» Task statement:
An exact repetition of the data below, without images, is the expected answer.

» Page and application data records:
-=-=-
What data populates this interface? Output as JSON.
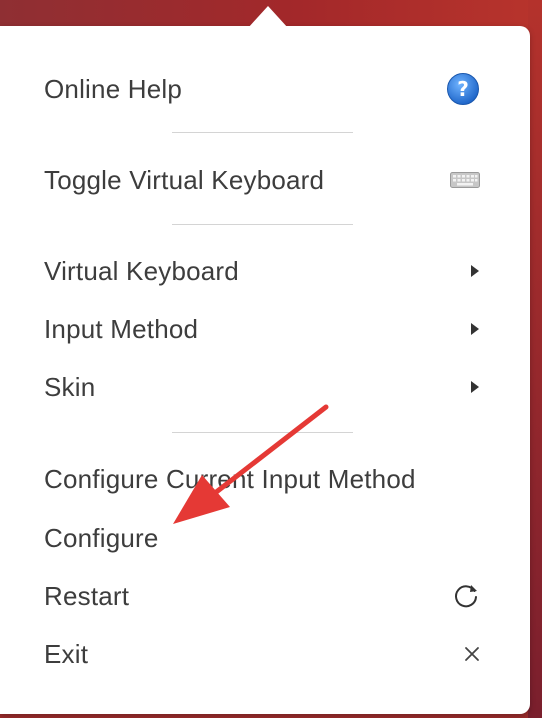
{
  "menu": {
    "items": [
      {
        "label": "Online Help",
        "icon": "help-icon"
      },
      {
        "label": "Toggle Virtual Keyboard",
        "icon": "keyboard-icon"
      },
      {
        "label": "Virtual Keyboard",
        "icon": "submenu-arrow-icon"
      },
      {
        "label": "Input Method",
        "icon": "submenu-arrow-icon"
      },
      {
        "label": "Skin",
        "icon": "submenu-arrow-icon"
      },
      {
        "label": "Configure Current Input Method",
        "icon": ""
      },
      {
        "label": "Configure",
        "icon": ""
      },
      {
        "label": "Restart",
        "icon": "restart-icon"
      },
      {
        "label": "Exit",
        "icon": "close-icon"
      }
    ]
  },
  "annotation": {
    "type": "red-arrow",
    "points_to": "Configure",
    "color": "#e53935"
  },
  "colors": {
    "help_icon": "#2f80ed",
    "menu_text": "#3d3d3d",
    "separator": "#d4d4d4"
  }
}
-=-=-
» Task result:
What data populates this interface? Output as JSON.
{
  "menu": {
    "items": [
      {
        "label": "Online Help",
        "icon": "help-icon"
      },
      {
        "label": "Toggle Virtual Keyboard",
        "icon": "keyboard-icon"
      },
      {
        "label": "Virtual Keyboard",
        "icon": "submenu-arrow-icon"
      },
      {
        "label": "Input Method",
        "icon": "submenu-arrow-icon"
      },
      {
        "label": "Skin",
        "icon": "submenu-arrow-icon"
      },
      {
        "label": "Configure Current Input Method",
        "icon": ""
      },
      {
        "label": "Configure",
        "icon": ""
      },
      {
        "label": "Restart",
        "icon": "restart-icon"
      },
      {
        "label": "Exit",
        "icon": "close-icon"
      }
    ]
  },
  "annotation": {
    "type": "red-arrow",
    "points_to": "Configure",
    "color": "#e53935"
  },
  "colors": {
    "help_icon": "#2f80ed",
    "menu_text": "#3d3d3d",
    "separator": "#d4d4d4"
  }
}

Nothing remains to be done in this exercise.